1. Connecting Two Communities
The idea of constructing a bridge across the Golden Gate Strait had been proposed as early as the 19th century. However, it wasn’t until the early 20th century that the concept gained traction. The bridge aimed to connect the city of San Francisco with Marin County, providing a crucial transportation link for the region and facilitating economic growth and development.
2. A Vision Realized
The realization of the Golden Gate Bridge was the culmination of decades of planning, political maneuvering, and engineering innovation. Its construction served as a testament to the perseverance and vision of its designers and builders.
II. Key Design Features
1. Art Deco Aesthetics
The Golden Gate Bridge is renowned for its Art Deco styling, characterized by its sleek lines and streamlined appearance. This design choice not only provided a visual elegance but also complemented the surrounding natural beauty, making it an iconic landmark.
2. Suspension Design
The bridge employs a suspension design, a pioneering engineering concept at the time of its construction. Its two main cables, anchored into the rocky cliffs at either end of the span, support the weight of the bridge deck, allowing for a strong and flexible structure capable of withstanding the region’s frequent seismic activity and powerful winds.
3. Distinctive Color
The bridge’s distinctive orange vermilion color, known as “international orange,” was chosen both for its visibility in the dense fog that often shrouds the strait and for its aesthetic appeal. This unique choice has since become synonymous with the bridge’s identity.
III. Construction Challenges and Innovations
1. Unforgiving Environment

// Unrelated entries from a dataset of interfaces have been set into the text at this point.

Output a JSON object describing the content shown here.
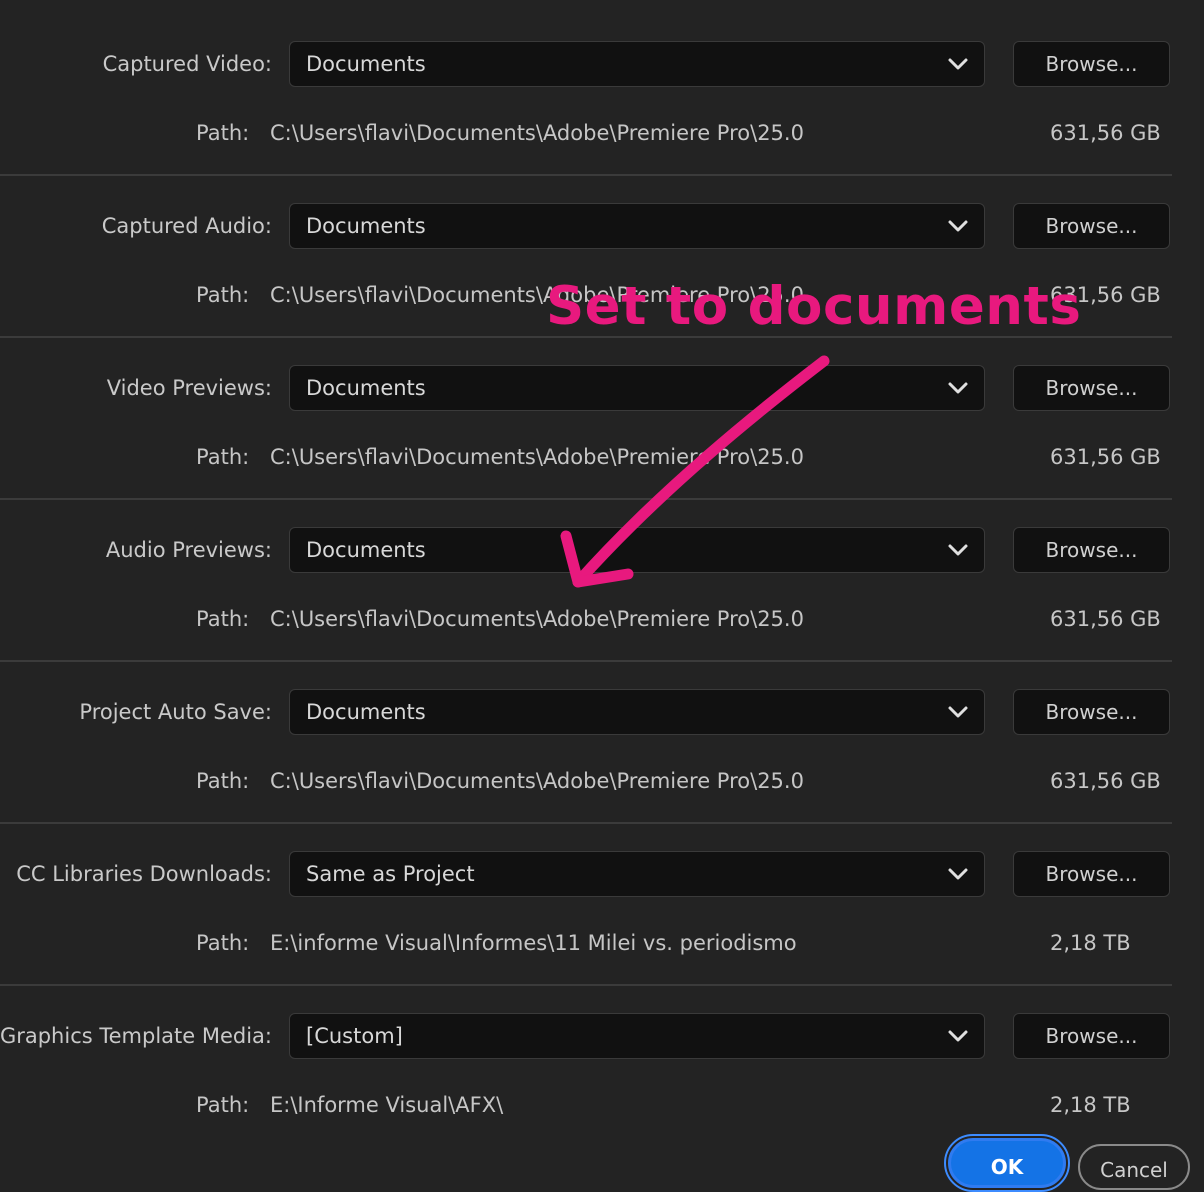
{
  "rows": [
    {
      "label": "Captured Video:",
      "value": "Documents",
      "browse": "Browse...",
      "path_label": "Path:",
      "path": "C:\\Users\\flavi\\Documents\\Adobe\\Premiere Pro\\25.0",
      "size": "631,56 GB"
    },
    {
      "label": "Captured Audio:",
      "value": "Documents",
      "browse": "Browse...",
      "path_label": "Path:",
      "path": "C:\\Users\\flavi\\Documents\\Adobe\\Premiere Pro\\25.0",
      "size": "631,56 GB"
    },
    {
      "label": "Video Previews:",
      "value": "Documents",
      "browse": "Browse...",
      "path_label": "Path:",
      "path": "C:\\Users\\flavi\\Documents\\Adobe\\Premiere Pro\\25.0",
      "size": "631,56 GB"
    },
    {
      "label": "Audio Previews:",
      "value": "Documents",
      "browse": "Browse...",
      "path_label": "Path:",
      "path": "C:\\Users\\flavi\\Documents\\Adobe\\Premiere Pro\\25.0",
      "size": "631,56 GB"
    },
    {
      "label": "Project Auto Save:",
      "value": "Documents",
      "browse": "Browse...",
      "path_label": "Path:",
      "path": "C:\\Users\\flavi\\Documents\\Adobe\\Premiere Pro\\25.0",
      "size": "631,56 GB"
    },
    {
      "label": "CC Libraries Downloads:",
      "value": "Same as Project",
      "browse": "Browse...",
      "path_label": "Path:",
      "path": "E:\\informe Visual\\Informes\\11 Milei vs. periodismo",
      "size": "2,18 TB"
    },
    {
      "label": "n Graphics Template Media:",
      "value": "[Custom]",
      "browse": "Browse...",
      "path_label": "Path:",
      "path": "E:\\Informe Visual\\AFX\\",
      "size": "2,18 TB"
    }
  ],
  "annotation": {
    "text": "Set to documents",
    "color": "#e8197e"
  },
  "footer": {
    "ok_label": "OK",
    "cancel_label": "Cancel"
  },
  "colors": {
    "background": "#232323",
    "field": "#111111",
    "accent": "#1473e6"
  },
  "icons": {
    "dropdown": "chevron-down-icon",
    "arrow": "arrow-annotation-icon"
  }
}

The construction of the Golden Gate Bridge presented numerous challenges, including dense fog, strong ocean currents, and frequent high winds, making the construction process perilous and demanding for the workers.
2. Safety Innovations
In response to the hazardous conditions, engineers implemented innovative safety measures such as the use of a safety net, an unprecedented featureat the time, which saved the lives of many workers who fell during construction. This net later earned the project the title of the “Halfway to Hell Club.”
IV. Enduring Legacy and Impact
1. Symbol of Innovation
The Golden Gate Bridge has become a symbol of human innovation and engineering excellence, recognized globally as an enduring icon of the modern era.
2. Tourist Attraction and Cultural Landmark
Beyond its functional significance, the bridge has become a major tourist attraction, drawing millions of visitors each year who come to witness its grandeur and take in the breathtaking views of San Francisco Bay.
3. Engineering Inspiration
The engineering principles and construction techniques developed during the building of the Golden Gate Bridge have influenced subsequent bridge designs and continue to inspire structural engineers and architectsworldwide.
V. Conclusion: A Timeless Wonder
The Golden Gate Bridge, with its innovative design and breathtaking beauty, stands as a testament to the spirit of human achievement and perseverance. Its graceful silhouette, vibrant color, and sturdy construction have made it an enduring symbol of San Francisco and a celebrated marvel of modern engineering. As the bridge continues to serve as a vital transportation artery and a cherished cultural landmark, it remains a shining example of the power of human ingenuity to conquer nature’s challenges and create lasting wonders that transcend generations.